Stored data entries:
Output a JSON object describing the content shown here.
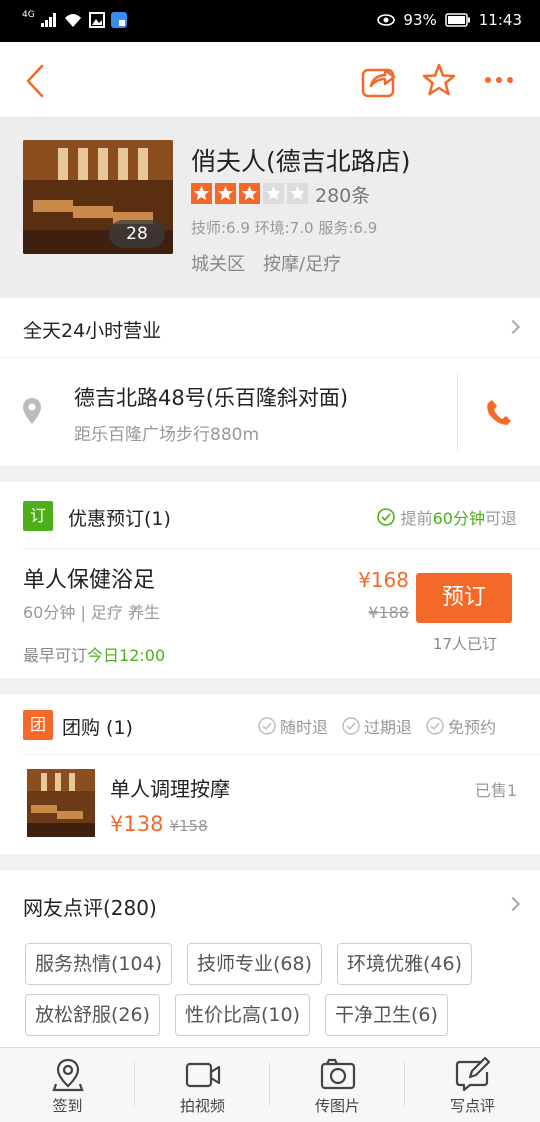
{
  "status_bar": {
    "network": "4G",
    "battery": "93%",
    "time": "11:43"
  },
  "shop": {
    "name": "俏夫人(德吉北路店)",
    "photo_count": "28",
    "rating_stars": 3,
    "review_count": "280条",
    "scores": "技师:6.9 环境:7.0 服务:6.9",
    "district": "城关区",
    "category": "按摩/足疗"
  },
  "hours": "全天24小时营业",
  "address": {
    "line1": "德吉北路48号(乐百隆斜对面)",
    "line2": "距乐百隆广场步行880m"
  },
  "booking": {
    "tag": "订",
    "title": "优惠预订(1)",
    "refund_pre": "提前",
    "refund_highlight": "60分钟",
    "refund_post": "可退",
    "item_name": "单人保健浴足",
    "item_meta": "60分钟 | 足疗 养生",
    "price": "¥168",
    "orig_price": "¥188",
    "button": "预订",
    "booked": "17人已订",
    "earliest_pre": "最早可订",
    "earliest_time": "今日12:00"
  },
  "group": {
    "tag": "团",
    "title": "团购 (1)",
    "features": [
      "随时退",
      "过期退",
      "免预约"
    ],
    "item_name": "单人调理按摩",
    "price": "¥138",
    "orig_price": "¥158",
    "sold": "已售1"
  },
  "reviews": {
    "title": "网友点评(280)",
    "chips": [
      "服务热情(104)",
      "技师专业(68)",
      "环境优雅(46)",
      "放松舒服(26)",
      "性价比高(10)",
      "干净卫生(6)"
    ]
  },
  "tabbar": [
    "签到",
    "拍视频",
    "传图片",
    "写点评"
  ],
  "colors": {
    "accent": "#f4692a",
    "green": "#4caf1a",
    "star": "#f4692a"
  }
}
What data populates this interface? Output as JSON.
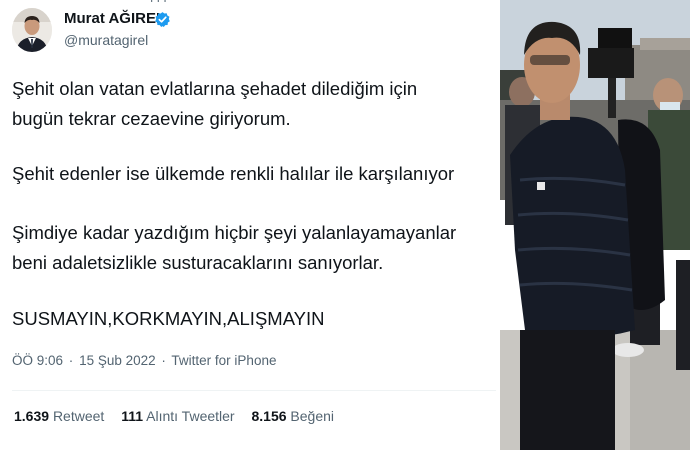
{
  "tweet": {
    "author": {
      "name": "Murat AĞIREL",
      "handle": "@muratagirel",
      "verified": true
    },
    "lines": [
      "Şehit olan vatan evlatlarına şehadet dilediğim için",
      "bugün tekrar cezaevine giriyorum.",
      "Şehit edenler ise ülkemde renkli halılar ile karşılanıyor",
      "Şimdiye kadar yazdığım hiçbir şeyi yalanlayamayanlar",
      "beni adaletsizlikle susturacaklarını sanıyorlar.",
      "SUSMAYIN,KORKMAYIN,ALIŞMAYIN"
    ],
    "time": "ÖÖ 9:06",
    "date": "15 Şub 2022",
    "source": "Twitter for iPhone",
    "stats": {
      "retweets": {
        "count": "1.639",
        "label": "Retweet"
      },
      "quotes": {
        "count": "111",
        "label": "Alıntı Tweetler"
      },
      "likes": {
        "count": "8.156",
        "label": "Beğeni"
      }
    }
  },
  "colors": {
    "text_primary": "#0f1419",
    "text_secondary": "#536471",
    "verified_badge": "#1d9bf0",
    "divider": "#eff3f4",
    "jacket": "#161b26"
  },
  "icons": {
    "verified": "verified-badge-icon"
  }
}
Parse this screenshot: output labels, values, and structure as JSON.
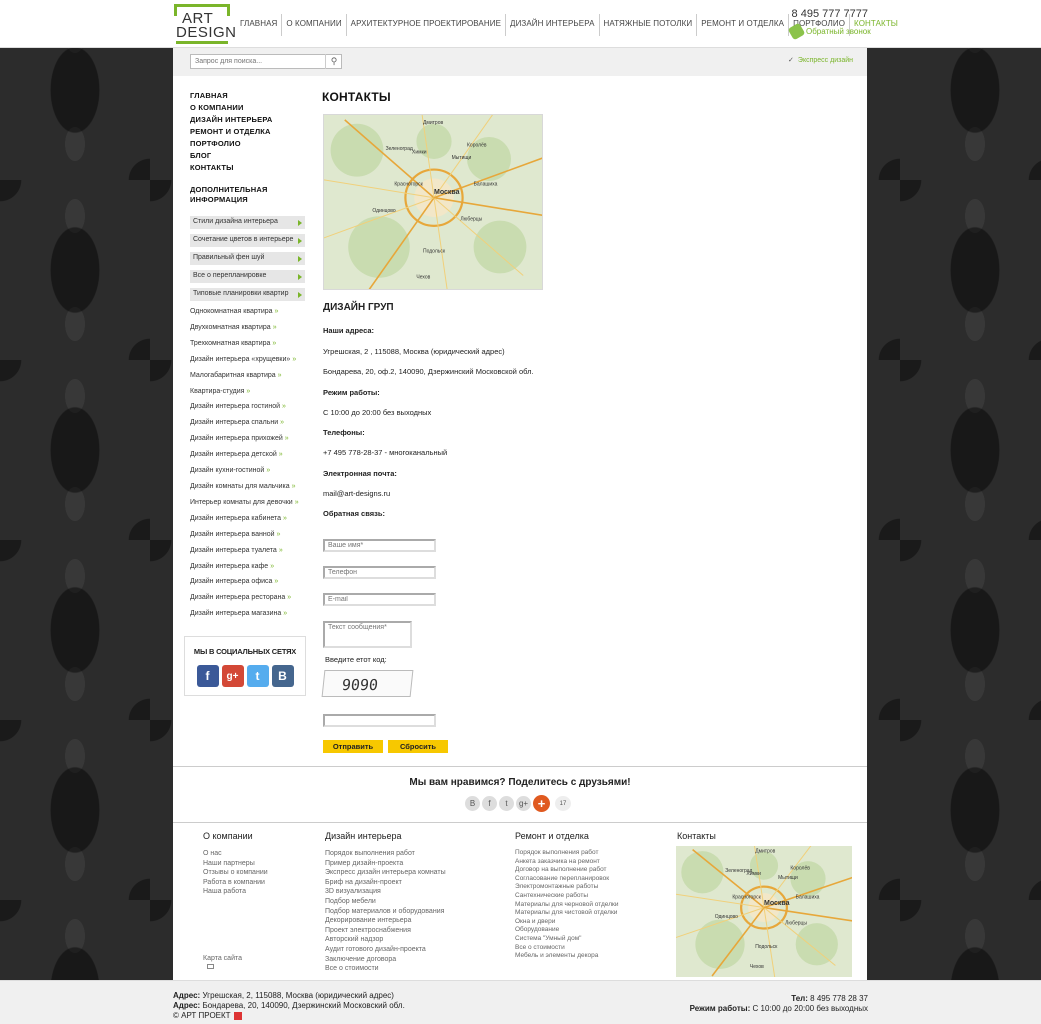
{
  "header": {
    "logo_top": "ART",
    "logo_bottom": "DESIGN",
    "nav": [
      "ГЛАВНАЯ",
      "О КОМПАНИИ",
      "АРХИТЕКТУРНОЕ ПРОЕКТИРОВАНИЕ",
      "ДИЗАЙН ИНТЕРЬЕРА",
      "НАТЯЖНЫЕ ПОТОЛКИ",
      "РЕМОНТ И ОТДЕЛКА",
      "ПОРТФОЛИО",
      "КОНТАКТЫ"
    ],
    "phone": "8 495 777 7777",
    "callback": "Обратный звонок"
  },
  "search": {
    "placeholder": "Запрос для поиска...",
    "express": "Экспресс дизайн"
  },
  "sidebar": {
    "menu": [
      "ГЛАВНАЯ",
      "О КОМПАНИИ",
      "ДИЗАЙН ИНТЕРЬЕРА",
      "РЕМОНТ И ОТДЕЛКА",
      "ПОРТФОЛИО",
      "БЛОГ",
      "КОНТАКТЫ"
    ],
    "addinfo": "ДОПОЛНИТЕЛЬНАЯ ИНФОРМАЦИЯ",
    "boxes": [
      "Стили дизайна интерьера",
      "Сочетание цветов в интерьере",
      "Правильный фен шуй",
      "Все о перепланировке",
      "Типовые планировки квартир"
    ],
    "links": [
      "Однокомнатная квартира",
      "Двухкомнатная квартира",
      "Трехкомнатная квартира",
      "Дизайн интерьера «хрущевки»",
      "Малогабаритная квартира",
      "Квартира-студия",
      "Дизайн интерьера гостиной",
      "Дизайн интерьера спальни",
      "Дизайн интерьера прихожей",
      "Дизайн интерьера детской",
      "Дизайн кухни-гостиной",
      "Дизайн комнаты для мальчика",
      "Интерьер комнаты для девочки",
      "Дизайн интерьера кабинета",
      "Дизайн интерьера ванной",
      "Дизайн интерьера туалета",
      "Дизайн интерьера кафе",
      "Дизайн интерьера офиса",
      "Дизайн интерьера ресторана",
      "Дизайн интерьера магазина"
    ],
    "social_title": "МЫ В СОЦИАЛЬНЫХ СЕТЯХ",
    "social": [
      "f",
      "g+",
      "t",
      "B"
    ]
  },
  "main": {
    "title": "КОНТАКТЫ",
    "company": "ДИЗАЙН ГРУП",
    "addr_label": "Наши адреса:",
    "addr1": "Угрешская, 2 , 115088, Москва (юридический адрес)",
    "addr2": "Бондарева, 20, оф.2, 140090, Дзержинский Московской обл.",
    "hours_label": "Режим работы:",
    "hours": "С 10:00 до 20:00 без выходных",
    "phones_label": "Телефоны:",
    "phones": "+7 495 778-28-37 - многоканальный",
    "email_label": "Электронная почта:",
    "email": "mail@art-designs.ru",
    "feedback_label": "Обратная связь:",
    "name_ph": "Ваше имя*",
    "phone_ph": "Телефон",
    "email_ph": "E-mail",
    "msg_ph": "Текст сообщения*",
    "code_label": "Введите етот код:",
    "captcha": "9090",
    "send": "Отправить",
    "reset": "Сбросить"
  },
  "map_labels": [
    "Москва",
    "Химки",
    "Подольск",
    "Балашиха",
    "Люберцы",
    "Одинцово",
    "Мытищи",
    "Королёв",
    "Чехов",
    "Дмитров",
    "Зеленоград",
    "Красногорск"
  ],
  "share": {
    "title": "Мы вам нравимся? Поделитесь с друзьями!",
    "icons": [
      "В",
      "f",
      "t",
      "g+"
    ],
    "count": "17"
  },
  "footer": {
    "col1_title": "О компании",
    "col1": [
      "О нас",
      "Наши партнеры",
      "Отзывы о компании",
      "Работа в компании",
      "Наша работа"
    ],
    "col2_title": "Дизайн интерьера",
    "col2": [
      "Порядок выполнения работ",
      "Пример дизайн-проекта",
      "Экспресс дизайн интерьера комнаты",
      "Бриф на дизайн-проект",
      "3D визуализация",
      "Подбор мебели",
      "Подбор материалов и оборудования",
      "Декорирование интерьера",
      "Проект электроснабжения",
      "Авторский надзор",
      "Аудит готового дизайн-проекта",
      "Заключение договора",
      "Все о стоимости"
    ],
    "col3_title": "Ремонт и отделка",
    "col3": [
      "Порядок выполнения работ",
      "Анкета заказчика на ремонт",
      "Договор на выполнение работ",
      "Согласование перепланировок",
      "Электромонтажные работы",
      "Сантехнические работы",
      "Материалы для черновой отделки",
      "Материалы для чистовой отделки",
      "Окна и двери",
      "Оборудование",
      "Система \"Умный дом\"",
      "Все о стоимости",
      "Мебель и элементы декора"
    ],
    "col4_title": "Контакты",
    "sitemap": "Карта сайта"
  },
  "bottom": {
    "addr_label1": "Адрес:",
    "addr1": "Угрешская, 2, 115088, Москва (юридический адрес)",
    "addr_label2": "Адрес:",
    "addr2": "Бондарева, 20, 140090, Дзержинский Московский обл.",
    "copyright": "© АРТ ПРОЕКТ",
    "tel_label": "Тел:",
    "tel": "8 495 778 28 37",
    "hours_label": "Режим работы:",
    "hours": "С 10:00 до 20:00 без выходных"
  },
  "colors": {
    "accent": "#7ab52a",
    "button": "#f7c800",
    "bg_dark": "#2c2c2c"
  }
}
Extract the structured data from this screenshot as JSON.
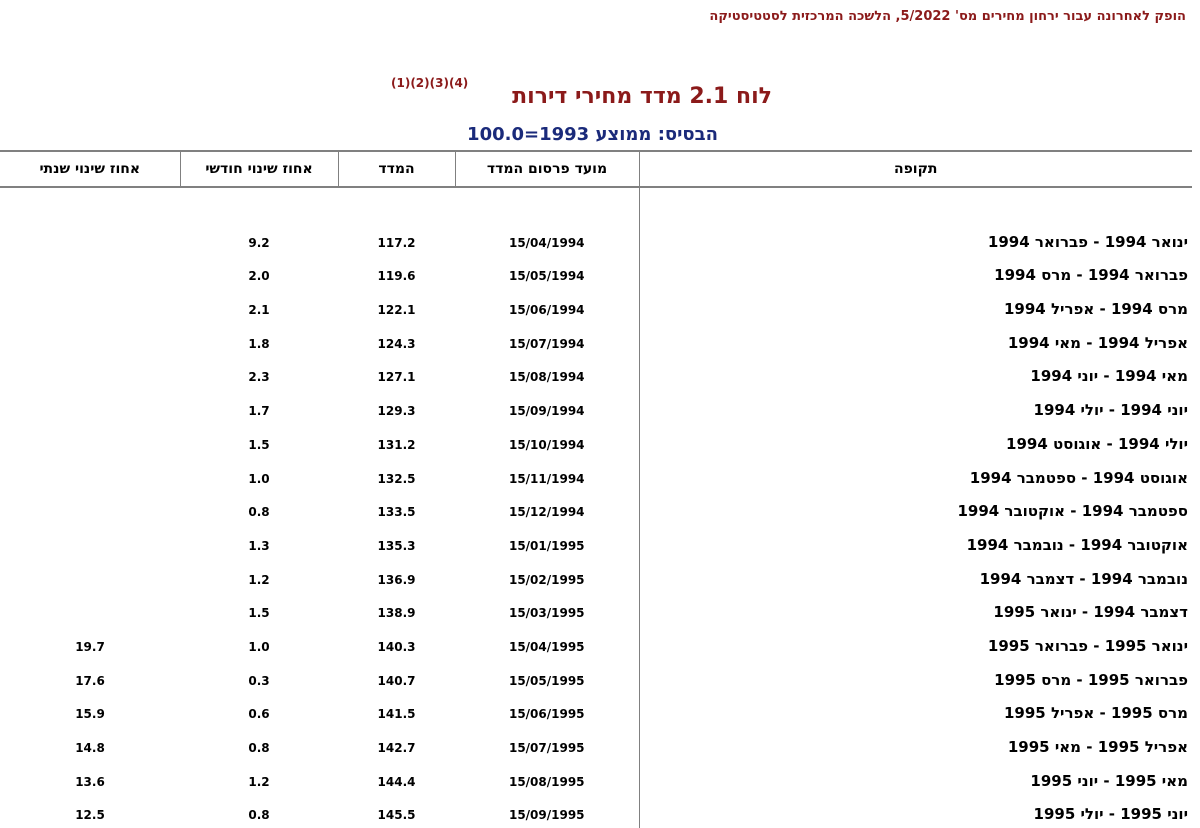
{
  "header_note": "הופק לאחרונה עבור ירחון מחירים מס' 5/2022, הלשכה המרכזית לסטטיסטיקה",
  "title": "לוח 2.1 מדד מחירי דירות",
  "notes_ref": "(1)(2)(3)(4)",
  "base": "הבסיס: ממוצע 1993=100.0",
  "columns": {
    "period": "תקופה",
    "publish_date": "מועד פרסום המדד",
    "index": "המדד",
    "monthly_change": "אחוז שינוי חודשי",
    "annual_change": "אחוז שינוי שנתי"
  },
  "rows": [
    {
      "period": "ינואר 1994 - פברואר 1994",
      "date": "15/04/1994",
      "index": "117.2",
      "monthly": "9.2",
      "annual": ""
    },
    {
      "period": "פברואר 1994 - מרס 1994",
      "date": "15/05/1994",
      "index": "119.6",
      "monthly": "2.0",
      "annual": ""
    },
    {
      "period": "מרס 1994 - אפריל 1994",
      "date": "15/06/1994",
      "index": "122.1",
      "monthly": "2.1",
      "annual": ""
    },
    {
      "period": "אפריל 1994 - מאי 1994",
      "date": "15/07/1994",
      "index": "124.3",
      "monthly": "1.8",
      "annual": ""
    },
    {
      "period": "מאי 1994 - יוני 1994",
      "date": "15/08/1994",
      "index": "127.1",
      "monthly": "2.3",
      "annual": ""
    },
    {
      "period": "יוני 1994 - יולי 1994",
      "date": "15/09/1994",
      "index": "129.3",
      "monthly": "1.7",
      "annual": ""
    },
    {
      "period": "יולי 1994 - אוגוסט 1994",
      "date": "15/10/1994",
      "index": "131.2",
      "monthly": "1.5",
      "annual": ""
    },
    {
      "period": "אוגוסט 1994 - ספטמבר 1994",
      "date": "15/11/1994",
      "index": "132.5",
      "monthly": "1.0",
      "annual": ""
    },
    {
      "period": "ספטמבר 1994 - אוקטובר 1994",
      "date": "15/12/1994",
      "index": "133.5",
      "monthly": "0.8",
      "annual": ""
    },
    {
      "period": "אוקטובר 1994 - נובמבר 1994",
      "date": "15/01/1995",
      "index": "135.3",
      "monthly": "1.3",
      "annual": ""
    },
    {
      "period": "נובמבר 1994 - דצמבר 1994",
      "date": "15/02/1995",
      "index": "136.9",
      "monthly": "1.2",
      "annual": ""
    },
    {
      "period": "דצמבר 1994 - ינואר 1995",
      "date": "15/03/1995",
      "index": "138.9",
      "monthly": "1.5",
      "annual": ""
    },
    {
      "period": "ינואר 1995 - פברואר 1995",
      "date": "15/04/1995",
      "index": "140.3",
      "monthly": "1.0",
      "annual": "19.7"
    },
    {
      "period": "פברואר 1995 - מרס 1995",
      "date": "15/05/1995",
      "index": "140.7",
      "monthly": "0.3",
      "annual": "17.6"
    },
    {
      "period": "מרס 1995 - אפריל 1995",
      "date": "15/06/1995",
      "index": "141.5",
      "monthly": "0.6",
      "annual": "15.9"
    },
    {
      "period": "אפריל 1995 - מאי 1995",
      "date": "15/07/1995",
      "index": "142.7",
      "monthly": "0.8",
      "annual": "14.8"
    },
    {
      "period": "מאי 1995 - יוני 1995",
      "date": "15/08/1995",
      "index": "144.4",
      "monthly": "1.2",
      "annual": "13.6"
    },
    {
      "period": "יוני 1995 - יולי 1995",
      "date": "15/09/1995",
      "index": "145.5",
      "monthly": "0.8",
      "annual": "12.5"
    }
  ]
}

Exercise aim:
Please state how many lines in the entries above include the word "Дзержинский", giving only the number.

Completed task:
2